• _Directions for this task_
A picture-free, exact reproduction of the listing that follows is required.

• _Data extracts_
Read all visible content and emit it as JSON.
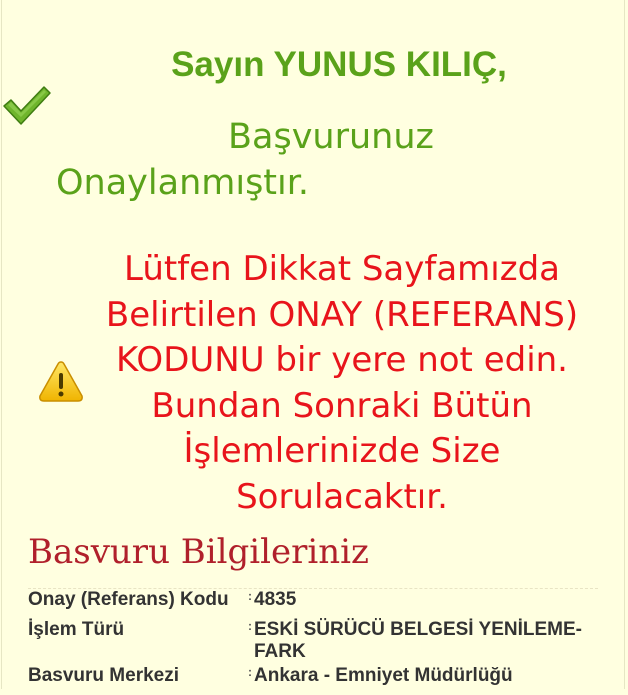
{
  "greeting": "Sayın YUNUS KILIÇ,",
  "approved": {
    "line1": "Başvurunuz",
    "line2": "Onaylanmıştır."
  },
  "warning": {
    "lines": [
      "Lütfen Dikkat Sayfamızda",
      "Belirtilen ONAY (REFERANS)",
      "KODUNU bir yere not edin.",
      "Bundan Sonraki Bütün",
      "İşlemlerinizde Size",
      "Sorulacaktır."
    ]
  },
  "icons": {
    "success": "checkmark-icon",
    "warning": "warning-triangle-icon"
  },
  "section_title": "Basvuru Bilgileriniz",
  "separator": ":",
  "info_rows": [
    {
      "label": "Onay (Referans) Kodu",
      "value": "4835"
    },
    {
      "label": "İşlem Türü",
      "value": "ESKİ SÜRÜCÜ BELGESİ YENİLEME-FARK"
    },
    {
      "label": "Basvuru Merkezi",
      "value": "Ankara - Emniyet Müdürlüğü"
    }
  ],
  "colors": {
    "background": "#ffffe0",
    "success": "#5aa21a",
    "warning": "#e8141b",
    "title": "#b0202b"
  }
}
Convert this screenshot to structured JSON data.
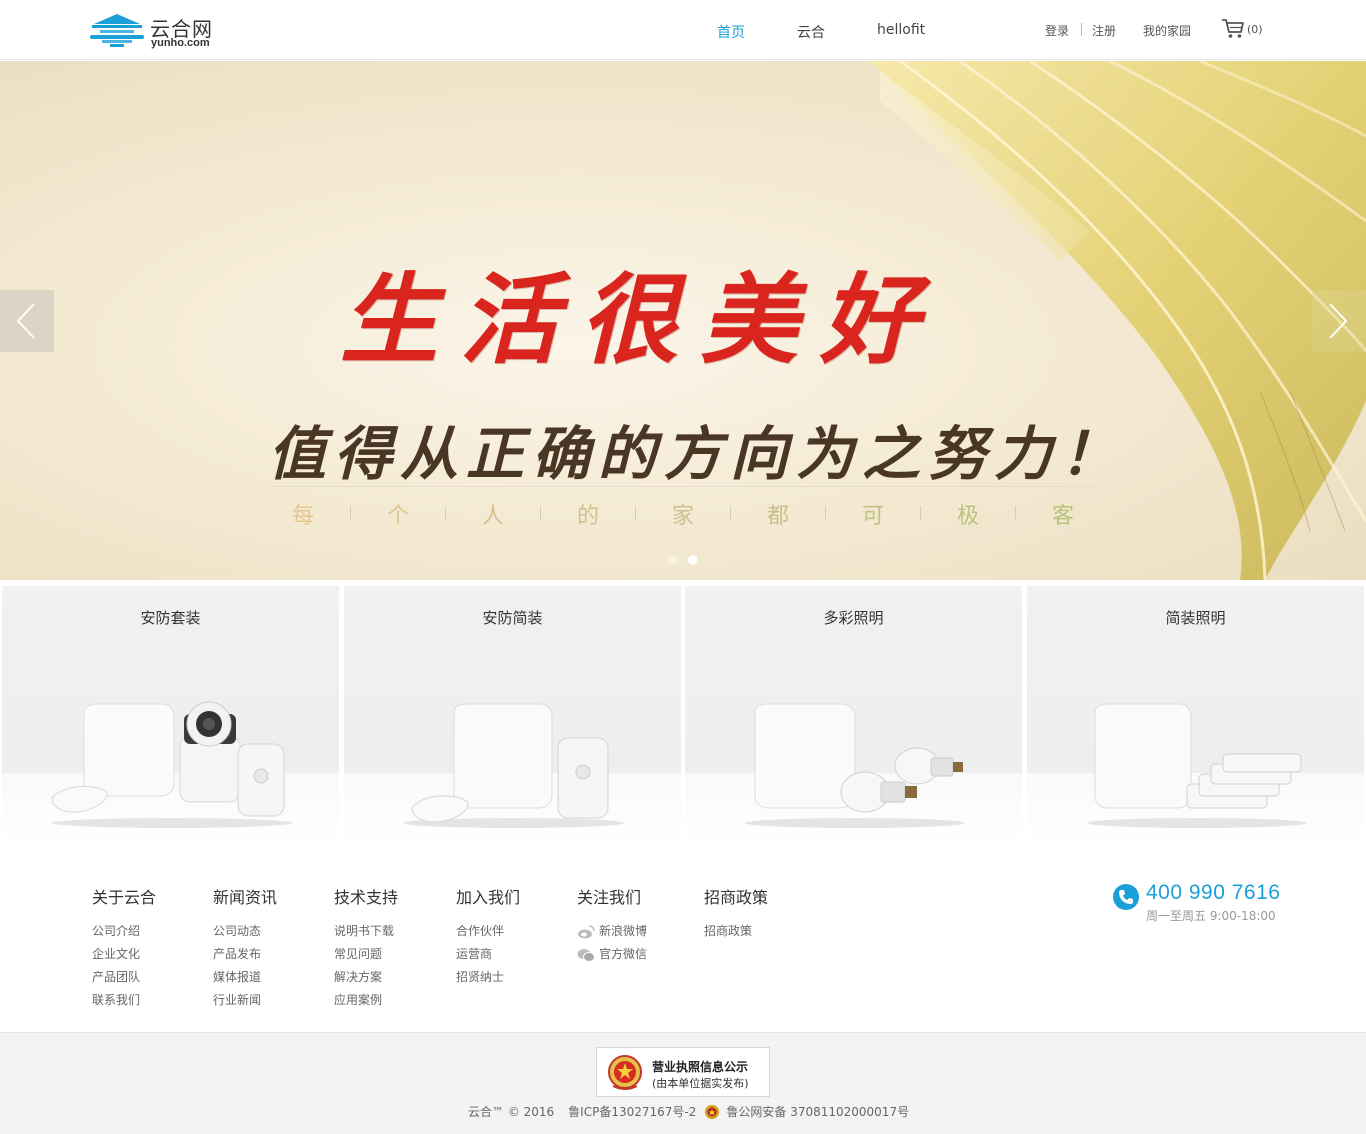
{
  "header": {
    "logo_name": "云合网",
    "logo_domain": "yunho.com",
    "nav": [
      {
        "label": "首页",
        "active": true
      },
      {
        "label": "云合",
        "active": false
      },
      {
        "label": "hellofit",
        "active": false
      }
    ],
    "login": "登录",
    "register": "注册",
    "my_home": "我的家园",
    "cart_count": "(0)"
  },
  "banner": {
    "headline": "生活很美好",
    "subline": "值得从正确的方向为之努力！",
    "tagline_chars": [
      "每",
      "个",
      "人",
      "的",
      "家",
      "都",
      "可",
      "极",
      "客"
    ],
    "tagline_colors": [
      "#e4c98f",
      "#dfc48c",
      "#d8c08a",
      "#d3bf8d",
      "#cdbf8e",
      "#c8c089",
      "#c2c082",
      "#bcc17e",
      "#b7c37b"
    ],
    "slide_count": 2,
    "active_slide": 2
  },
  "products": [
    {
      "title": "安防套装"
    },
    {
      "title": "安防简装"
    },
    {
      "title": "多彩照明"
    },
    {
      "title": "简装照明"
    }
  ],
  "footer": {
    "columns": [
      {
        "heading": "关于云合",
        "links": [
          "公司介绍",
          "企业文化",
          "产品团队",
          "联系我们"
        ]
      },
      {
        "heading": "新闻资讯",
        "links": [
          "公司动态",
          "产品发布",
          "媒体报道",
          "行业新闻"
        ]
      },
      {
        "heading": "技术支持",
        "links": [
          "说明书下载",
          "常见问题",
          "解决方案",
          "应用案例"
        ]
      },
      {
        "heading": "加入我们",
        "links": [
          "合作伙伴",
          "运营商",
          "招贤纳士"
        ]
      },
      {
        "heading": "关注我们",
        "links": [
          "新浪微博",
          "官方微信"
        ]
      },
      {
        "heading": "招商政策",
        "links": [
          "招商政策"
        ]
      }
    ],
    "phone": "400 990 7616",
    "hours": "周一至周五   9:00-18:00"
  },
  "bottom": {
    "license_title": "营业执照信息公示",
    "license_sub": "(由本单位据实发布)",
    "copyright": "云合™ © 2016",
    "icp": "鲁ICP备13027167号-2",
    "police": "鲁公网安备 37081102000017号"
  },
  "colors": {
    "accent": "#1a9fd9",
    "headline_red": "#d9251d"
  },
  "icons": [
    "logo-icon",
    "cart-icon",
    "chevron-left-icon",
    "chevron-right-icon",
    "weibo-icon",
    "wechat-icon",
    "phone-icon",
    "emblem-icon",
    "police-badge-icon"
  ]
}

• _Solution for this task_
Read all visible content and emit it as JSON.
{
  "greeting": "Sayın YUNUS KILIÇ,",
  "approved": {
    "line1": "Başvurunuz",
    "line2": "Onaylanmıştır."
  },
  "warning": {
    "lines": [
      "Lütfen Dikkat Sayfamızda",
      "Belirtilen ONAY (REFERANS)",
      "KODUNU bir yere not edin.",
      "Bundan Sonraki Bütün",
      "İşlemlerinizde Size",
      "Sorulacaktır."
    ]
  },
  "icons": {
    "success": "checkmark-icon",
    "warning": "warning-triangle-icon"
  },
  "section_title": "Basvuru Bilgileriniz",
  "separator": ":",
  "info_rows": [
    {
      "label": "Onay (Referans) Kodu",
      "value": "4835"
    },
    {
      "label": "İşlem Türü",
      "value": "ESKİ SÜRÜCÜ BELGESİ YENİLEME-FARK"
    },
    {
      "label": "Basvuru Merkezi",
      "value": "Ankara - Emniyet Müdürlüğü"
    }
  ],
  "colors": {
    "background": "#ffffe0",
    "success": "#5aa21a",
    "warning": "#e8141b",
    "title": "#b0202b"
  }
}
Convert this screenshot to structured JSON data.
{
  "header": {
    "logo_name": "云合网",
    "logo_domain": "yunho.com",
    "nav": [
      {
        "label": "首页",
        "active": true
      },
      {
        "label": "云合",
        "active": false
      },
      {
        "label": "hellofit",
        "active": false
      }
    ],
    "login": "登录",
    "register": "注册",
    "my_home": "我的家园",
    "cart_count": "(0)"
  },
  "banner": {
    "headline": "生活很美好",
    "subline": "值得从正确的方向为之努力！",
    "tagline_chars": [
      "每",
      "个",
      "人",
      "的",
      "家",
      "都",
      "可",
      "极",
      "客"
    ],
    "tagline_colors": [
      "#e4c98f",
      "#dfc48c",
      "#d8c08a",
      "#d3bf8d",
      "#cdbf8e",
      "#c8c089",
      "#c2c082",
      "#bcc17e",
      "#b7c37b"
    ],
    "slide_count": 2,
    "active_slide": 2
  },
  "products": [
    {
      "title": "安防套装"
    },
    {
      "title": "安防简装"
    },
    {
      "title": "多彩照明"
    },
    {
      "title": "简装照明"
    }
  ],
  "footer": {
    "columns": [
      {
        "heading": "关于云合",
        "links": [
          "公司介绍",
          "企业文化",
          "产品团队",
          "联系我们"
        ]
      },
      {
        "heading": "新闻资讯",
        "links": [
          "公司动态",
          "产品发布",
          "媒体报道",
          "行业新闻"
        ]
      },
      {
        "heading": "技术支持",
        "links": [
          "说明书下载",
          "常见问题",
          "解决方案",
          "应用案例"
        ]
      },
      {
        "heading": "加入我们",
        "links": [
          "合作伙伴",
          "运营商",
          "招贤纳士"
        ]
      },
      {
        "heading": "关注我们",
        "links": [
          "新浪微博",
          "官方微信"
        ]
      },
      {
        "heading": "招商政策",
        "links": [
          "招商政策"
        ]
      }
    ],
    "phone": "400 990 7616",
    "hours": "周一至周五   9:00-18:00"
  },
  "bottom": {
    "license_title": "营业执照信息公示",
    "license_sub": "(由本单位据实发布)",
    "copyright": "云合™ © 2016",
    "icp": "鲁ICP备13027167号-2",
    "police": "鲁公网安备 37081102000017号"
  },
  "colors": {
    "accent": "#1a9fd9",
    "headline_red": "#d9251d"
  },
  "icons": [
    "logo-icon",
    "cart-icon",
    "chevron-left-icon",
    "chevron-right-icon",
    "weibo-icon",
    "wechat-icon",
    "phone-icon",
    "emblem-icon",
    "police-badge-icon"
  ]
}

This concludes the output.